BEGIN Records supplied
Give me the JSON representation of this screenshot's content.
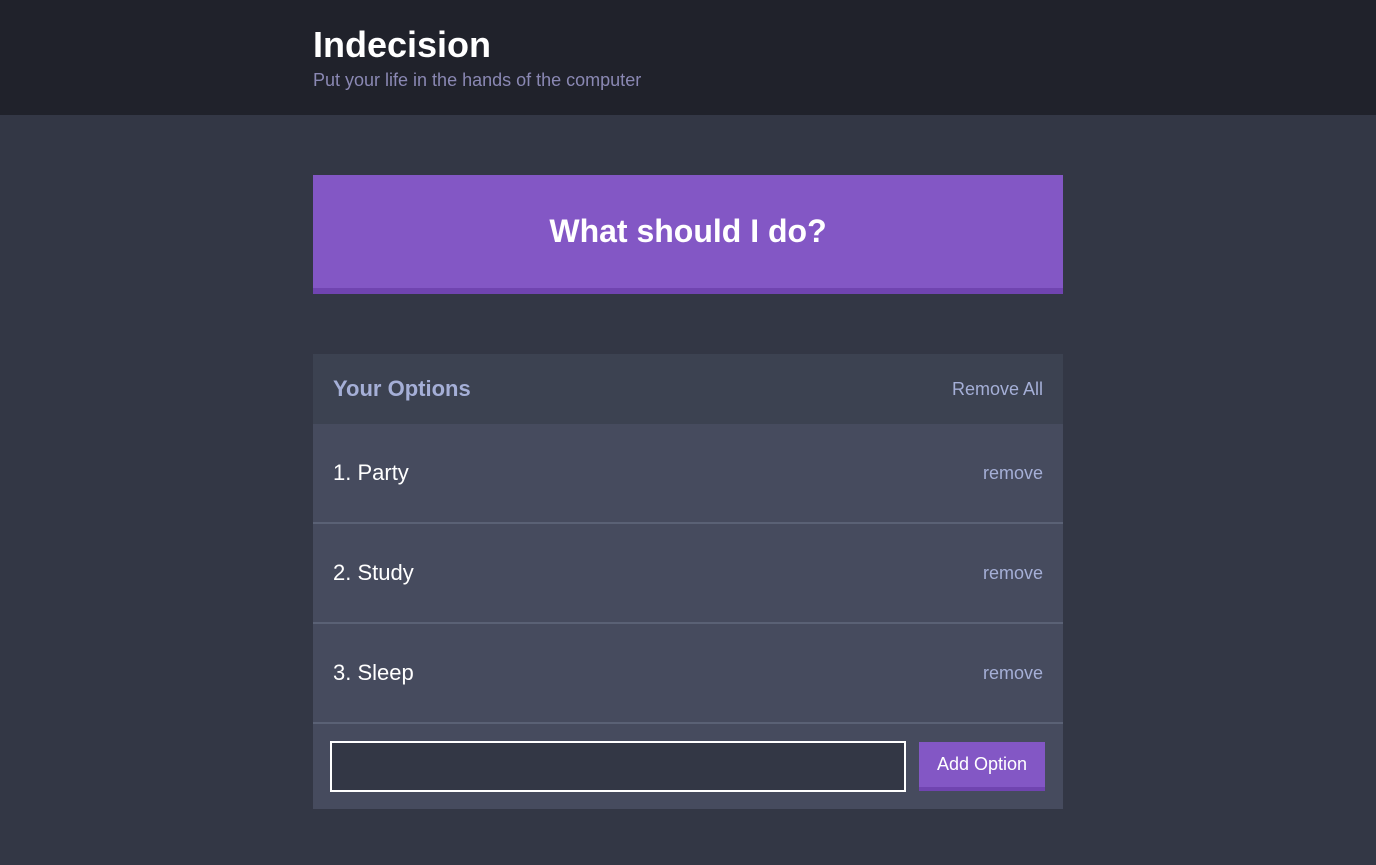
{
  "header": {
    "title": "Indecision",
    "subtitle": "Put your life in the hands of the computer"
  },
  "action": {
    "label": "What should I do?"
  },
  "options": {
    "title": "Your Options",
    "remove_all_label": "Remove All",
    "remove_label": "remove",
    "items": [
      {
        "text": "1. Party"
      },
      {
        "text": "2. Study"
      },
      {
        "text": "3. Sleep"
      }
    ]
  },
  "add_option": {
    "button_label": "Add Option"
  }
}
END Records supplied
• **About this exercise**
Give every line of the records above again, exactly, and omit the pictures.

• **Answer to this exercise**
Give me the JSON representation of this screenshot's content.
{
  "header": {
    "title": "Indecision",
    "subtitle": "Put your life in the hands of the computer"
  },
  "action": {
    "label": "What should I do?"
  },
  "options": {
    "title": "Your Options",
    "remove_all_label": "Remove All",
    "remove_label": "remove",
    "items": [
      {
        "text": "1. Party"
      },
      {
        "text": "2. Study"
      },
      {
        "text": "3. Sleep"
      }
    ]
  },
  "add_option": {
    "button_label": "Add Option"
  }
}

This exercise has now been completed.